Royal College of Art, London
 Fashioning the City conference program announcement.
Professor Nathaniel Beard, Conference Convener
September 19th-21st 2012

Looking forward to presenting the first results of nearly three years of research and collaboration with London shoe designer, Emma Hope and Curator, Tara Vose.

James Davis shoe
Courtesy The Metropolitan Museum

Sunday, June 24, 2012

SilkDamask Summer Reading Selections

A few favorites to share.
Please do comment on these titles or make recommendations.
Summer thunderstorms make wonderful opportunities for mandatory reading!

The Seductive Shoe, Jonathan Walford 
Shoes, June Swan 
The Dictionary of Fashion History, V. Cumming, C.W. Cunnington & P.E. Cunnington 
Behind Closed Doors: At Home in Georgian England, Amanda Vickery 
Hats: An Anthology, Stephen Jones 
The Needleworker's Dictionary, Pamela Clabburn
Rare Bird of Fashion: The Irreverant Iris Apfel, Eric Boman
Fashion Design Essentials: 100 Principles of Fashion Design, Jay Calderin
M. De Garsault's 1767 Art of the Shoemaker. An Annotated Translation by D.A. Saguto

Saturday, June 23, 2012

What is in a Label? London Cordwainers Identify Work

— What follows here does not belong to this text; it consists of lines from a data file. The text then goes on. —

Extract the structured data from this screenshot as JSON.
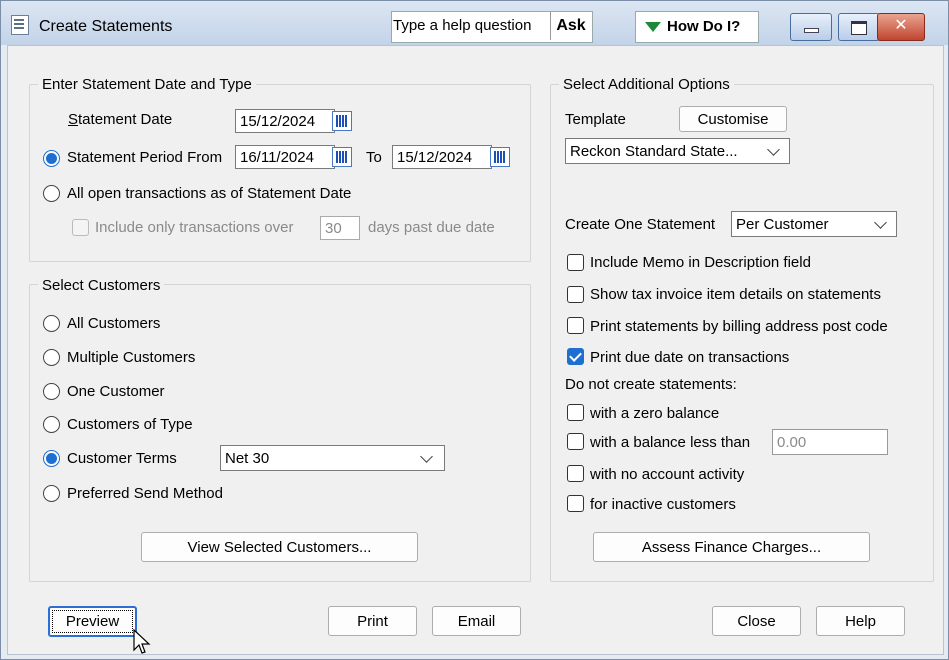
{
  "window": {
    "title": "Create Statements",
    "help_question": "Type a help question",
    "ask": "Ask",
    "how_do_i": "How Do I?"
  },
  "statement_date_group": {
    "legend": "Enter Statement Date and Type",
    "statement_date_label": "Statement Date",
    "statement_date_value": "15/12/2024",
    "period_from_label": "Statement Period From",
    "period_from_value": "16/11/2024",
    "to_label": "To",
    "period_to_value": "15/12/2024",
    "all_open_label": "All open transactions as of Statement Date",
    "include_only_label": "Include only transactions over",
    "days_value": "30",
    "days_past_label": "days past due date",
    "selected": "period"
  },
  "customers_group": {
    "legend": "Select Customers",
    "options": [
      "All Customers",
      "Multiple Customers",
      "One Customer",
      "Customers of Type",
      "Customer Terms",
      "Preferred Send Method"
    ],
    "selected": "Customer Terms",
    "terms_value": "Net 30",
    "view_selected_button": "View Selected Customers..."
  },
  "options_group": {
    "legend": "Select Additional Options",
    "template_label": "Template",
    "customise_button": "Customise",
    "template_value": "Reckon Standard State...",
    "create_one_label": "Create One Statement",
    "create_one_value": "Per Customer",
    "checkboxes": [
      {
        "label": "Include Memo in Description field",
        "checked": false
      },
      {
        "label": "Show tax invoice item details on statements",
        "checked": false
      },
      {
        "label": "Print statements by billing address post code",
        "checked": false
      },
      {
        "label": "Print due date on transactions",
        "checked": true
      }
    ],
    "do_not_create_label": "Do not create statements:",
    "do_not_create": [
      {
        "label": "with a zero balance",
        "checked": false
      },
      {
        "label": "with a balance less than",
        "checked": false
      },
      {
        "label": "with no account activity",
        "checked": false
      },
      {
        "label": "for inactive customers",
        "checked": false
      }
    ],
    "balance_less_than_value": "0.00",
    "assess_finance_button": "Assess Finance Charges..."
  },
  "footer": {
    "preview": "Preview",
    "print": "Print",
    "email": "Email",
    "close": "Close",
    "help": "Help"
  },
  "colors": {
    "accent": "#1f6fd0",
    "window_bg": "#f0f0f0",
    "title_bg": "#c3d3e8"
  }
}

Excerpt from 
"Silkbrocade: The Commoditization of the London Georgian Shoe and 
Its Reception in Colonial America"
Kimberly S. Alexander, Ph.D.
University of New Hampshire
Durham, NH. USA
Fashioning the City Symposium, Royal College of Art, London
September 2012
Part 1: Thomas Ridout and James Davis
In the world of the Georgian London shoe trade, the survival of dozens of labeled ladies shoes in North American collections  provides a unique opportunity for the costume historian. Having examined an abundance of these shoes, ranging from the 1740s-1810s, the focus of this post will be on two well- established cordwainers and what their labels reveal.

Working both independently and in partnership, James Davis and Thomas Ridout, affixed labels to their shoes by the mid-18th century. Stylistically, the labels are round or feature a "shield" set within the roundel. The border is simple, although, in the example of Mehitable Rindge Rogers (1725-1803) shoe (c.1760-1770) by Davis, the treatment has a more baroque flourish. (Warner House, Portsmouth, NH. USA) The label notes that the shop location was near Aldgate and research reveals that this was in the heart of the Ward of the Cordwainer. Indeed, Ridout and Davis were no doubt at the height of their production, when, in 1763, the late Medieval Aldgate was taken down.

The very existence of labeled work attests to issues surrounding professionalization, recognition and advertising. Further, for those shoes destined for the export trade, the existence of a label may have been a distinguishing factor for tariff payments on British goods. Ladies shoes are frequently listed separately on ship's manifests, cargo lists and Custom House records in seaport cities such as Salem, MA. and Portsmouth, NH.

Illustrations courtesy of
Colonial Williamsburg Foundation, Warner House, Historic Deerfield

The author thanks Tara Vose, Emma Hope, Bridget Swift, Carolyn Roy, Ned Lazaro and Tom Hardiman for their ongoing assistance.